- **Available data**:
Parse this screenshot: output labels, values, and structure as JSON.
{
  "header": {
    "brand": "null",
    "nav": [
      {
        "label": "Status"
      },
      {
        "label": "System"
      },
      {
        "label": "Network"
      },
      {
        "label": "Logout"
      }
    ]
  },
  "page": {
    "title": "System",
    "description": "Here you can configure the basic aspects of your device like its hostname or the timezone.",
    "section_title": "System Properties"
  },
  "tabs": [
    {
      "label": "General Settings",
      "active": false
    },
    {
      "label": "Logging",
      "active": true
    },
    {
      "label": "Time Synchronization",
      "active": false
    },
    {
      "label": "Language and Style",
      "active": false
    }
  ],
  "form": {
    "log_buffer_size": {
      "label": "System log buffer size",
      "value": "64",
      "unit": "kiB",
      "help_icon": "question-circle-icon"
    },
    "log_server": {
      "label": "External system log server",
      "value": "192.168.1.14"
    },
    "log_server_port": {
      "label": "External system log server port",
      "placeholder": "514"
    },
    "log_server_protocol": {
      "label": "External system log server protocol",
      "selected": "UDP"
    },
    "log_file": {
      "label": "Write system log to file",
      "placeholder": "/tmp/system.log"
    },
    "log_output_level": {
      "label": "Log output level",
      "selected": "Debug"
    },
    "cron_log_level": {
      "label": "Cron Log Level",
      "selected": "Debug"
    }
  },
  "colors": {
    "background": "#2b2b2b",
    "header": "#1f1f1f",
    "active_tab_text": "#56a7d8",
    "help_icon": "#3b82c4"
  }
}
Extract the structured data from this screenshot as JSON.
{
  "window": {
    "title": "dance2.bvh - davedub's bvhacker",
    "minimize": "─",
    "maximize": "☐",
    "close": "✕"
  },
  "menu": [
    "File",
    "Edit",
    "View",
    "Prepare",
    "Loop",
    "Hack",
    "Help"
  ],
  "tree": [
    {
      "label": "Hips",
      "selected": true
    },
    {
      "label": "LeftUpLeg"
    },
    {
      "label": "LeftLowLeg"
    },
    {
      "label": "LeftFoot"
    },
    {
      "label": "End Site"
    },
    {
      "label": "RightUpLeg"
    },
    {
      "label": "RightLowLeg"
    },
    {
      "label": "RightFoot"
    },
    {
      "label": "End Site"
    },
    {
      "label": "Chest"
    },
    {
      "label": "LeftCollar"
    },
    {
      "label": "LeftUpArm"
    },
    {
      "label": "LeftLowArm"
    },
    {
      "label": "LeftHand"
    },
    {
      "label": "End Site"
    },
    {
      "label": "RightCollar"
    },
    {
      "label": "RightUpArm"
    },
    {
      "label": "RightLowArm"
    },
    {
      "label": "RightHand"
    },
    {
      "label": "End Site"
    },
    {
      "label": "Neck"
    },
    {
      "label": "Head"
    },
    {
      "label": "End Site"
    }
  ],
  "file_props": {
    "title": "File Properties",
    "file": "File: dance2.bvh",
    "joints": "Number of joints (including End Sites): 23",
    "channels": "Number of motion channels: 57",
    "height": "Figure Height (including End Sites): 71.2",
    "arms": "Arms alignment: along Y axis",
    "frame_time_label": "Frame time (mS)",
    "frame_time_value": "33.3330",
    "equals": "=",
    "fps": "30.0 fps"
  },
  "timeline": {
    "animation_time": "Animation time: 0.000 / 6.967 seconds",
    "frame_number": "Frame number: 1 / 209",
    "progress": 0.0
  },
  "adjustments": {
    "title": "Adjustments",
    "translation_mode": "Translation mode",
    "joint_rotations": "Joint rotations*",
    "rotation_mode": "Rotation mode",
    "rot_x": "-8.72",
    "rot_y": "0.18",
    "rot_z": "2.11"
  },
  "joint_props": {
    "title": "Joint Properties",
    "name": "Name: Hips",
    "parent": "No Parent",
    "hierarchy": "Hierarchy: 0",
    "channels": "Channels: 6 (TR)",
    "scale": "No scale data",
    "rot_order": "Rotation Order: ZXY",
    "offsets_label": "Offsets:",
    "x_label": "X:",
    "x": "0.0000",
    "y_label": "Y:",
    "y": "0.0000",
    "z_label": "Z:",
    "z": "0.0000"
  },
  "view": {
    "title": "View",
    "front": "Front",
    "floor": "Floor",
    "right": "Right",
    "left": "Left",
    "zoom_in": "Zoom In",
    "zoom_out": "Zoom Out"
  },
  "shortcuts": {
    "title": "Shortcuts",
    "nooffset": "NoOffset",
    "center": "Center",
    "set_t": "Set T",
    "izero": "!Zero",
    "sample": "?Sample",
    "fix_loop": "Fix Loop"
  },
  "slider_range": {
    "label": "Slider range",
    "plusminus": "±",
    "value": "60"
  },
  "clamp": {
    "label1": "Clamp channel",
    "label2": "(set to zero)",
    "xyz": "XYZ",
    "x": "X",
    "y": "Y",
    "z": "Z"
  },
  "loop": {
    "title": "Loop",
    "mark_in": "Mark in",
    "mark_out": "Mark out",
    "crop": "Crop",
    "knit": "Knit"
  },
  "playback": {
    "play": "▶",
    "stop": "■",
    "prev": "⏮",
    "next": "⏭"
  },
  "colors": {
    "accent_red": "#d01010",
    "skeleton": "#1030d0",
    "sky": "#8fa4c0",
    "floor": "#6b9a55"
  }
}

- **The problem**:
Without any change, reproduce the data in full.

- **Response area**:
Parse this screenshot: output labels, values, and structure as JSON.
{
  "header": {
    "brand": "null",
    "nav": [
      {
        "label": "Status"
      },
      {
        "label": "System"
      },
      {
        "label": "Network"
      },
      {
        "label": "Logout"
      }
    ]
  },
  "page": {
    "title": "System",
    "description": "Here you can configure the basic aspects of your device like its hostname or the timezone.",
    "section_title": "System Properties"
  },
  "tabs": [
    {
      "label": "General Settings",
      "active": false
    },
    {
      "label": "Logging",
      "active": true
    },
    {
      "label": "Time Synchronization",
      "active": false
    },
    {
      "label": "Language and Style",
      "active": false
    }
  ],
  "form": {
    "log_buffer_size": {
      "label": "System log buffer size",
      "value": "64",
      "unit": "kiB",
      "help_icon": "question-circle-icon"
    },
    "log_server": {
      "label": "External system log server",
      "value": "192.168.1.14"
    },
    "log_server_port": {
      "label": "External system log server port",
      "placeholder": "514"
    },
    "log_server_protocol": {
      "label": "External system log server protocol",
      "selected": "UDP"
    },
    "log_file": {
      "label": "Write system log to file",
      "placeholder": "/tmp/system.log"
    },
    "log_output_level": {
      "label": "Log output level",
      "selected": "Debug"
    },
    "cron_log_level": {
      "label": "Cron Log Level",
      "selected": "Debug"
    }
  },
  "colors": {
    "background": "#2b2b2b",
    "header": "#1f1f1f",
    "active_tab_text": "#56a7d8",
    "help_icon": "#3b82c4"
  }
}
Extract the structured data from this screenshot as JSON.
{
  "window": {
    "title": "dance2.bvh - davedub's bvhacker",
    "minimize": "─",
    "maximize": "☐",
    "close": "✕"
  },
  "menu": [
    "File",
    "Edit",
    "View",
    "Prepare",
    "Loop",
    "Hack",
    "Help"
  ],
  "tree": [
    {
      "label": "Hips",
      "selected": true
    },
    {
      "label": "LeftUpLeg"
    },
    {
      "label": "LeftLowLeg"
    },
    {
      "label": "LeftFoot"
    },
    {
      "label": "End Site"
    },
    {
      "label": "RightUpLeg"
    },
    {
      "label": "RightLowLeg"
    },
    {
      "label": "RightFoot"
    },
    {
      "label": "End Site"
    },
    {
      "label": "Chest"
    },
    {
      "label": "LeftCollar"
    },
    {
      "label": "LeftUpArm"
    },
    {
      "label": "LeftLowArm"
    },
    {
      "label": "LeftHand"
    },
    {
      "label": "End Site"
    },
    {
      "label": "RightCollar"
    },
    {
      "label": "RightUpArm"
    },
    {
      "label": "RightLowArm"
    },
    {
      "label": "RightHand"
    },
    {
      "label": "End Site"
    },
    {
      "label": "Neck"
    },
    {
      "label": "Head"
    },
    {
      "label": "End Site"
    }
  ],
  "file_props": {
    "title": "File Properties",
    "file": "File: dance2.bvh",
    "joints": "Number of joints (including End Sites): 23",
    "channels": "Number of motion channels: 57",
    "height": "Figure Height (including End Sites): 71.2",
    "arms": "Arms alignment: along Y axis",
    "frame_time_label": "Frame time (mS)",
    "frame_time_value": "33.3330",
    "equals": "=",
    "fps": "30.0 fps"
  },
  "timeline": {
    "animation_time": "Animation time: 0.000 / 6.967 seconds",
    "frame_number": "Frame number: 1 / 209",
    "progress": 0.0
  },
  "adjustments": {
    "title": "Adjustments",
    "translation_mode": "Translation mode",
    "joint_rotations": "Joint rotations*",
    "rotation_mode": "Rotation mode",
    "rot_x": "-8.72",
    "rot_y": "0.18",
    "rot_z": "2.11"
  },
  "joint_props": {
    "title": "Joint Properties",
    "name": "Name: Hips",
    "parent": "No Parent",
    "hierarchy": "Hierarchy: 0",
    "channels": "Channels: 6 (TR)",
    "scale": "No scale data",
    "rot_order": "Rotation Order: ZXY",
    "offsets_label": "Offsets:",
    "x_label": "X:",
    "x": "0.0000",
    "y_label": "Y:",
    "y": "0.0000",
    "z_label": "Z:",
    "z": "0.0000"
  },
  "view": {
    "title": "View",
    "front": "Front",
    "floor": "Floor",
    "right": "Right",
    "left": "Left",
    "zoom_in": "Zoom In",
    "zoom_out": "Zoom Out"
  },
  "shortcuts": {
    "title": "Shortcuts",
    "nooffset": "NoOffset",
    "center": "Center",
    "set_t": "Set T",
    "izero": "!Zero",
    "sample": "?Sample",
    "fix_loop": "Fix Loop"
  },
  "slider_range": {
    "label": "Slider range",
    "plusminus": "±",
    "value": "60"
  },
  "clamp": {
    "label1": "Clamp channel",
    "label2": "(set to zero)",
    "xyz": "XYZ",
    "x": "X",
    "y": "Y",
    "z": "Z"
  },
  "loop": {
    "title": "Loop",
    "mark_in": "Mark in",
    "mark_out": "Mark out",
    "crop": "Crop",
    "knit": "Knit"
  },
  "playback": {
    "play": "▶",
    "stop": "■",
    "prev": "⏮",
    "next": "⏭"
  },
  "colors": {
    "accent_red": "#d01010",
    "skeleton": "#1030d0",
    "sky": "#8fa4c0",
    "floor": "#6b9a55"
  }
}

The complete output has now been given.